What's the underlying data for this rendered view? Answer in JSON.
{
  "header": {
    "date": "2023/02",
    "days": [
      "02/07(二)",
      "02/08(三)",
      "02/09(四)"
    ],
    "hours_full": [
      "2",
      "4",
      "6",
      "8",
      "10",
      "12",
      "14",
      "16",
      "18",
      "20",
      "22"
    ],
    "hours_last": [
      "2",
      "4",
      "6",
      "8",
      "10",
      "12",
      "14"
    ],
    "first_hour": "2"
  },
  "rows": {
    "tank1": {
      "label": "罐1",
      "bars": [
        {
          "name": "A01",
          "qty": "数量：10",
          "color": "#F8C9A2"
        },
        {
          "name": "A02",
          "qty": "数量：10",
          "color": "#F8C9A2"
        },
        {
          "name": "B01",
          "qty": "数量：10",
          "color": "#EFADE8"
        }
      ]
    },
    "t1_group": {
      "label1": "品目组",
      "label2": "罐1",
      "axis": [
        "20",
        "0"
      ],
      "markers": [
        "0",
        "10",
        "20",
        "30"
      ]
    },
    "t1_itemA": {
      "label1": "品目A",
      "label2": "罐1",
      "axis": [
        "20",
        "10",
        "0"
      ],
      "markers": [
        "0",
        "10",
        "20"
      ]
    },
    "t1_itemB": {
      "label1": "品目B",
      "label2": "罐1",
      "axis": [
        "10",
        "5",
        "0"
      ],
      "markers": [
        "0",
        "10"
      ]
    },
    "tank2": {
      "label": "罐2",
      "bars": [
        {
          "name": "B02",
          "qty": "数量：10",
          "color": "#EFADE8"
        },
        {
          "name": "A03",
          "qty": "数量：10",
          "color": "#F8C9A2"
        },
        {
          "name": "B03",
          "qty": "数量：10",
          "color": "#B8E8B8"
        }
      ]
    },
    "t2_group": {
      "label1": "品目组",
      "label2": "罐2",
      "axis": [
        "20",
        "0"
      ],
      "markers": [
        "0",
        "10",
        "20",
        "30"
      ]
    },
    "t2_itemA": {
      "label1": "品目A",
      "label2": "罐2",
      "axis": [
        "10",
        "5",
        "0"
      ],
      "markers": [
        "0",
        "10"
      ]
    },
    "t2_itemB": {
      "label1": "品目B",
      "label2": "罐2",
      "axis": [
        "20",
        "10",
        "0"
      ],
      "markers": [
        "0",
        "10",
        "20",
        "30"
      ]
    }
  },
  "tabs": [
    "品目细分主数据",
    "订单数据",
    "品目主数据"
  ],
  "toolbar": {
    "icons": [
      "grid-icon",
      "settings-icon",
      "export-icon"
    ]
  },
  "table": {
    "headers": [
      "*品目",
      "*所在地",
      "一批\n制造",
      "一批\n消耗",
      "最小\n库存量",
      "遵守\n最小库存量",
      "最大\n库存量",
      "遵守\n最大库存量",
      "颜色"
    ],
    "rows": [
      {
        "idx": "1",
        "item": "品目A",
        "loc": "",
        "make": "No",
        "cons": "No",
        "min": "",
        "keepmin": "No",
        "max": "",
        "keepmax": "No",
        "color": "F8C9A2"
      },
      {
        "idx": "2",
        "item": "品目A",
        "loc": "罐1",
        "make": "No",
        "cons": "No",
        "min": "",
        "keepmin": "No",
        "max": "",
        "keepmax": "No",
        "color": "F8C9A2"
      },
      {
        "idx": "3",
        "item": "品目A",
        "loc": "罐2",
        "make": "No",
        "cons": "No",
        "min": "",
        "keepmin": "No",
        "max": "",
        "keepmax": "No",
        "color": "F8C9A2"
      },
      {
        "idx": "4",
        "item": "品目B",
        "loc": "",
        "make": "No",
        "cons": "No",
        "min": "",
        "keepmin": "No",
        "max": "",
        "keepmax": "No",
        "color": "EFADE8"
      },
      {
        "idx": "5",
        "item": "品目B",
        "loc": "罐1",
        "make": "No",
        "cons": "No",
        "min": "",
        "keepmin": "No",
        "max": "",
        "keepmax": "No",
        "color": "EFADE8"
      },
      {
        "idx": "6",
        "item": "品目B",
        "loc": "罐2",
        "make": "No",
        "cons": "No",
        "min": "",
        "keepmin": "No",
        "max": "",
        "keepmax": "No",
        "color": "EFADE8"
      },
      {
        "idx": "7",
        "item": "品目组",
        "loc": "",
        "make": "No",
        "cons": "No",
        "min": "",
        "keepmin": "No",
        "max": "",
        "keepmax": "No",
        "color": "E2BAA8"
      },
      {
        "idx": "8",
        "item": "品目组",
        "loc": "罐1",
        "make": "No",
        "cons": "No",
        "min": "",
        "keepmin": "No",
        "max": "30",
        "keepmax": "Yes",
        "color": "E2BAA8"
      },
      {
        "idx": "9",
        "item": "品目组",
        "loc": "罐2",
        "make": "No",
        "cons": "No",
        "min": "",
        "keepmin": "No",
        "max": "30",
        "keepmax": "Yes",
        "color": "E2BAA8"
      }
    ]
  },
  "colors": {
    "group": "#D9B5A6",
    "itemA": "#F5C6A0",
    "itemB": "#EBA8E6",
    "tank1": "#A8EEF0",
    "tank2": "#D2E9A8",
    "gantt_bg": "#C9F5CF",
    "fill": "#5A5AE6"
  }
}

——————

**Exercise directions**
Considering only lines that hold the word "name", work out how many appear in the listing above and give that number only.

**Written response**
6